Then I had another crazy idea. Because nearly all of our Los Angeles patients are immigrants, had some of them succumbed to leprosy, in part, because they had left all things familiar and safe? In such an inconsistent disease, how could one ignore unseen, emotional contributions to the cryptic interplay of macrophages and lymphocytes, molecules, and receptors? Even in our busy clinic, we always asked about stress when trying to parse our patients’ clinical see-saws.
In recent years, social determinants of disease have come to include income, early childhood development, education, employment, housing, gender, and race. “Social epidemiology” goes further, stating that two or more variables can, at times, act together to bend a health outcome. Someday, I fantasize, students of infectious disease will consider nontraditional variables in patients with leprosy who are profoundly isolated, work two or three jobs, or must silently confront other obstacles and challenges while gaining their first precarious footholds in a new country.
Meanwhile, there’s the human paradox of this infection historically freighted with pain. Even while battling its microbe and mitigating its damage, modern leprosy doctors witness recoveries shaped not only by drugs but by courage and faith. These are the qualities I first observed and remember clearly from a long-ago rotation in Carville, Louisiana (the former site of the U.S. Public Health Service Hospital for Hansen’s Disease). Forty years later, my colleagues and I witness the same inspiring traits in nearly every patient we see at our weekly clinic.
Didi is no exception. Eighteen months following her diagnosis, she is much improved despite the occasional whiplash of her illness. She has also remained single and resilient while studying online, acquiring new skills, and pursuing new dreams. In fact, our patient embodies everything one might hope to find in a modern global citizen and medical survivor. Finally, although her russet-brown skin still shows traces of her early, exotic lesions, Didi never fails to express thanks each time we see her.
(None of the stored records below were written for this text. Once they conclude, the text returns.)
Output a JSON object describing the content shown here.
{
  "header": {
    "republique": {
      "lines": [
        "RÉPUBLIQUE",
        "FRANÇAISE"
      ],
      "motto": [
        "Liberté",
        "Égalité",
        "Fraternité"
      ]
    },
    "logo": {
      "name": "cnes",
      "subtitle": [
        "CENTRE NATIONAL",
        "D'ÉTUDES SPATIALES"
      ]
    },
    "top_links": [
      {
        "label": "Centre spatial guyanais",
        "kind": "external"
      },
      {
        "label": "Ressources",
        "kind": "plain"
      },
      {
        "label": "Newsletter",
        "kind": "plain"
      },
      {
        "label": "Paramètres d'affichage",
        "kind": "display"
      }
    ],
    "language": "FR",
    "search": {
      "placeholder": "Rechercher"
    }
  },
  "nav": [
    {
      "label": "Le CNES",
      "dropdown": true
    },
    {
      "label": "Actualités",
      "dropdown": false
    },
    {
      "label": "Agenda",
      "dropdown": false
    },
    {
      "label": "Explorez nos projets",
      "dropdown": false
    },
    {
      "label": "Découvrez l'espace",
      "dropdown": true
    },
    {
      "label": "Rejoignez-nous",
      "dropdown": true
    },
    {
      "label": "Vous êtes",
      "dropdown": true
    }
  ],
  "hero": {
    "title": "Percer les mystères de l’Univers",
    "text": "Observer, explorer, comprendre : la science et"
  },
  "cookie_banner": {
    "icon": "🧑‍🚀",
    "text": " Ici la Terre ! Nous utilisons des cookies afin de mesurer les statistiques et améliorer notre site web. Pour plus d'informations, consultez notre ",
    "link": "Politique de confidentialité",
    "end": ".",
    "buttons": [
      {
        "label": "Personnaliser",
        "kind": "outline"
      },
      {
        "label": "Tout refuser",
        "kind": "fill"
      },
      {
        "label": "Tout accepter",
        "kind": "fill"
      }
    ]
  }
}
We respond in kind, for we have shared in something almost sacred while watching her cross to safety as a woman, an immigrant, and a person with leprosy. Not that long ago, as we rarely say out loud but never forget, her journey might have led to a far different place.